We're sure she wants, like most people, simply to get on with her life, and not have to worry about being an inspiration to anyone.
But the fact is, you can't help but draw inspiration from the life of Angie Giummo.
She and her family tell us she doesn't dwell on having lived nearly all of her 25 years without the use of her body. In fact, for all but the first three weeks of her life, she's known nothing else.
Angie -- it's hard to refer to her, by cold convention, by her last name only -- was an infant riding in a car with her parents when the car crash that killed her mother changed everything forever. No one knew then about the elaborate safety devices we use today without a second thought, and it seemed at first Angie had weathered the crash without major injury. That wasn't the case, and the little baby from Norwalk grew into an adult battling one set of odds after another.
The portrait presented to us with Angie's story in the Register was a young woman determined to wrest the best out of each day, determined to live, and do it all smiling.
It's not up to Angie Giummo to inspire us. She owes us nothing. By the fact of her life, though, she leaves inspiration lying around for anyone who chooses to pick it up, and like so many truly positive things, the taking of it only makes it grow.

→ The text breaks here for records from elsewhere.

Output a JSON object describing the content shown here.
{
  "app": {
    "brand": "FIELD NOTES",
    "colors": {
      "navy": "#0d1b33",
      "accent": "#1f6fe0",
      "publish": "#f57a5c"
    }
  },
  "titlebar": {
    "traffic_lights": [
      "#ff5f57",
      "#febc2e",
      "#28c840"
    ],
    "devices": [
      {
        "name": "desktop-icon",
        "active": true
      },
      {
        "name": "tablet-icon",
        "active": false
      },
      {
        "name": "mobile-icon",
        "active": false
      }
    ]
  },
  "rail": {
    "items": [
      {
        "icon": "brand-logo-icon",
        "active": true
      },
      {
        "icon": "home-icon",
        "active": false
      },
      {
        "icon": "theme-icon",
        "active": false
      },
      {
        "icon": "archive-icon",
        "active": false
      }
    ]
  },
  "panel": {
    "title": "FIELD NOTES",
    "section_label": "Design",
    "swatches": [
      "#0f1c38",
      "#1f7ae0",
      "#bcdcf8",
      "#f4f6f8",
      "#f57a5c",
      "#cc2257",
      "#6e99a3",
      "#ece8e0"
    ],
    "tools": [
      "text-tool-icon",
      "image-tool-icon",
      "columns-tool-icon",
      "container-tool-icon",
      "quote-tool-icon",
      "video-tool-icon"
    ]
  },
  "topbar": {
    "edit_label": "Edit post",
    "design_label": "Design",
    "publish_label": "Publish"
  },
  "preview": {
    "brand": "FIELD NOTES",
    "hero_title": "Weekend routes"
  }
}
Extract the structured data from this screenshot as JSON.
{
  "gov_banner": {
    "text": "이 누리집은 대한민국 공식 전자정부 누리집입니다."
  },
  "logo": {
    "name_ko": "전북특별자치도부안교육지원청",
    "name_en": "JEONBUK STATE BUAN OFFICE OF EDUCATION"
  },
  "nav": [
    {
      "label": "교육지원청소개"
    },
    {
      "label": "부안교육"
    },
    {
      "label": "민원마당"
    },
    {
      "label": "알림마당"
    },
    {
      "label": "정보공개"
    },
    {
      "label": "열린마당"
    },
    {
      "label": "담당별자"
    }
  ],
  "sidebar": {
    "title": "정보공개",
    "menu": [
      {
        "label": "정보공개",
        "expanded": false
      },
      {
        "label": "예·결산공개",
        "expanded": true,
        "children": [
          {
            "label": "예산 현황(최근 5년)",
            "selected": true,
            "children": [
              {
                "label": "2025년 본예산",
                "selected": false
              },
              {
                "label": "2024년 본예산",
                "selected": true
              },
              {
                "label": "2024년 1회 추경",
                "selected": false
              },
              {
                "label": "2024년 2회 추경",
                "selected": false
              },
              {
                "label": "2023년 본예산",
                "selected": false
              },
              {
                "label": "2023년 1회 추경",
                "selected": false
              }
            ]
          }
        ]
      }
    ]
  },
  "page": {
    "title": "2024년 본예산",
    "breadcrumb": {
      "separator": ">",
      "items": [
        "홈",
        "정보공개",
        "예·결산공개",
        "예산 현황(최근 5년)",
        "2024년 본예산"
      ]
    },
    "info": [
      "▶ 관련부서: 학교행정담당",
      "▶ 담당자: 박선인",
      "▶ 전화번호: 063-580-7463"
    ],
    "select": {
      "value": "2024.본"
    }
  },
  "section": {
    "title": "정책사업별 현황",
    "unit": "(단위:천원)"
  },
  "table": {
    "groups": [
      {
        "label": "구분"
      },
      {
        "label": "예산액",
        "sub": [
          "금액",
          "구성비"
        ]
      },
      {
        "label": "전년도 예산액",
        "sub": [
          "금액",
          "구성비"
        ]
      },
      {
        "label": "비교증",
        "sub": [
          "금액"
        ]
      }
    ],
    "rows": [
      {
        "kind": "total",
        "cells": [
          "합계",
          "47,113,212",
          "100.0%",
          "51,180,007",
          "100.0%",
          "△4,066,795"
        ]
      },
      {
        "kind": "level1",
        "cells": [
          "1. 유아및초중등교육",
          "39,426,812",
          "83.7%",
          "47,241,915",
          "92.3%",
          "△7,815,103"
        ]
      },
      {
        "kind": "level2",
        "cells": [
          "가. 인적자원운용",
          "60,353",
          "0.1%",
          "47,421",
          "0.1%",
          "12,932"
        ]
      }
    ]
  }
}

And in what is supposed to be a season of giving and joy and peace, it's up to us to take inspiration where we can find it.